As mentioned earlier, grass hay including oat hay and timothy are ought to be presented all the time to ensure a smooth running of a digestive system. Having said that, some rabbits do not accept hay initially; in this case you might supplement hay with vegetables two to three times a day, and with the limited amount of pellets rabbits might starve enough to eat the hay. According to the House Rabbit Society, baby bunnies must be fed with alfalfa hay with the introduction of some grass in the first 6 to 7 months. The amount of hay must be lowered down steadily compensating it with a grass only until your bunny reaches 1 year when the lone grass makes the bulk of bunnies diet.


As evident from the rabbits digestive system, vegetable should comprise most of their diet. In general, rabbits must be fed with 2 to 4 fresh veggie cups in a 24 hours window despite the fact that it can be varied according to the size of your rabbit. It’d be rather better if you change the rabbits diet on alternate days to make sure an absolute balance in their diet. However, if your rabbit is accustomed to devour pellets then perhaps the change must be introduced immediately to enable the digestive system to adjust accordingly. Supplement the rabbits diet with one or two vegetables at a time so that if the rabbit is experiencing diarrhea, you may identify the bad one. In general, leafy and root veggies are more preferable and recommended. These vegetables include:

“Collard Greens, Turnip Greens, Parsley, Spinach, Endive, Dandelion Greens, Mustard Greens, Romaine Lettuce, Kale, Broccoli, Carrot Tops, Simple Carrots, Watercress ,Sprouts, Beet TOPS, Wheat Grass”

If you don’t know about your rabbits diet then perhaps you need to visit vet doctor who will suggest you what to feed rabbits. Amongst the above vegetables, mustard greens, spinach, and kale are known to be superfluous in oxalates, their feeding must be limited accordingly. Some of the most common items that give rise to the predicaments are potatoes, cauliflower, cabbage, and beans so they ought to be evaded. There is no nutritional worth in the iceberg lettuce and hence they should also be avoided. For the reason that rhubarb creates toxicity, the feeding is discouraged. Properly wash vegetables to wipe out any effect of pesticides (if any). Bunnies should not be fed with vegetables until they reach 12 weeks.


Pellets are essentially embedded with the highest calories and are therefore recommended for commercially rabbit production. As for the house rabbits, pellets should be sought in a limited quantity else it might lead to obesity and other health-related problems. First thing to do is to buy a good quality and fresh pellet. The House Rabbit Society proposes at least 20 to 25% fiber, along with 14% protein, and less than 1% calcium for nearly all rabbit species. Feeding is largely determined by the size of the species; however, as a general rule, feed one-fourth to rabbits weighing 5 – 7 lb, half cup for 8 – 10 lb rabbits, and three-fourth for 11 – 15 lb species.

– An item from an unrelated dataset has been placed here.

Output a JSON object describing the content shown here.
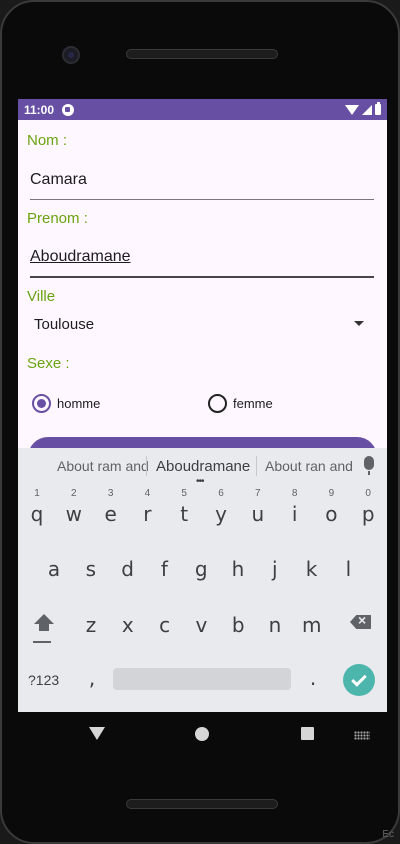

Now you’d probably be aware of what to feed rabbits! Let’s come what not to feed rabbits.

What To Feed Baby Rabbits

Fiber plays a significant role in the regular digestion of rabbits. Fresh vegetables and grass hay should make up the bulk of their nutrition; this is especially true for house rabbits. Feeding pellets all the time may lead to obesity or enhance the odds of digestive system. Cellulose also assists in averting hair balls. Bear in mind, if you’re feeding anything other than vegetables, grass hay, or pellets that must be fed in a limited manner. The rabbits digestive system is extremely prone to the serious upsets provided the diet is unsuitable. Nonetheless, if your rabbits are overweight, the pallets must be fed up moderately coupled with an enhanced quantity of vegetables and hays.

Recommended Vegetables For Bunnies

  • Watercress
  • Sprouts
  • Wheat Grass
  • Beet Tops
  • Carrot Parsley

What Not To Feed Rabbits

It’s vital that you should be aware as to what to feed rabbits and what not to feed rabbits. Assuming rabbits diet to be straightforward and restricting it to a few plants or leaves is certainly bizarre. This can easily lead your pet rabbit to a painful death. Some foods that are thought to be natural and good for the rabbits are in fact worse than any junk food. You should not feed your rabbit especially bunnies with lettuce for it contains lactucarium which can lead to diarrhea. Other non-recommended foods include swedes, tomato leaves, parsnips, cabbage, and potatoe tops.

Some of the noteworthy plants that can trigger several digestive problems in rabbits are Poppies, Nightshade, Buttercups, Iris, Honeysuckle, Clover, Bluebells, Fairy Primrose, Dahlia, Larkspur, Tulips, Snowdrops, Hemlock, and Anemonies. You should allow your bunny to hover around within the defined vicinity.

What To Feed Rabbits | Video

, ,


Leave a Reply

Your email address will not be published. Required fields are marked *